-- Given records follows --
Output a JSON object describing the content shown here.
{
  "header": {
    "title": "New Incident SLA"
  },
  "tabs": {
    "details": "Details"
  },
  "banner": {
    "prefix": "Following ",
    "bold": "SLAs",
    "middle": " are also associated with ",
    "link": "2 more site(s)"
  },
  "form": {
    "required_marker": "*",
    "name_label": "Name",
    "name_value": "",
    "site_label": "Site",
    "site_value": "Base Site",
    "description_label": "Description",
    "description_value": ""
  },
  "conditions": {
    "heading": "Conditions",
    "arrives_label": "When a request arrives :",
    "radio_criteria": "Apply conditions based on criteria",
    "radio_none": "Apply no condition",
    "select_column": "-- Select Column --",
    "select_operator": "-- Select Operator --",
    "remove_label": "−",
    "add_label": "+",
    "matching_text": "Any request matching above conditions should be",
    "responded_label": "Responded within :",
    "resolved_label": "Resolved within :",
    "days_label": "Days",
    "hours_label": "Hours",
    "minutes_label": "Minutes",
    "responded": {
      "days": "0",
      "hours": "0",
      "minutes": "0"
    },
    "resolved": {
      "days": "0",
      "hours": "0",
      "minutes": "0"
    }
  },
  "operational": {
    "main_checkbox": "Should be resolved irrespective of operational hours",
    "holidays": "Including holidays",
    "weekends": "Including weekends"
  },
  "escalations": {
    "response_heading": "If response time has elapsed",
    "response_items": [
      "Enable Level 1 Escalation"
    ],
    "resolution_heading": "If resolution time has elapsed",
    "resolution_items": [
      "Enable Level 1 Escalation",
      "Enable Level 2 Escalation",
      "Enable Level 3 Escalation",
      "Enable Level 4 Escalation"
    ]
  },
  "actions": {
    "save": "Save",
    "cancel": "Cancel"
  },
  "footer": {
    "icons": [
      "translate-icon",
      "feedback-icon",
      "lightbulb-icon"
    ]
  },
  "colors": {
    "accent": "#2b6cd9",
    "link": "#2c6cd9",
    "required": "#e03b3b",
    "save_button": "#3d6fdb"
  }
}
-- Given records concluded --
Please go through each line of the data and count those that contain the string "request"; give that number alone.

2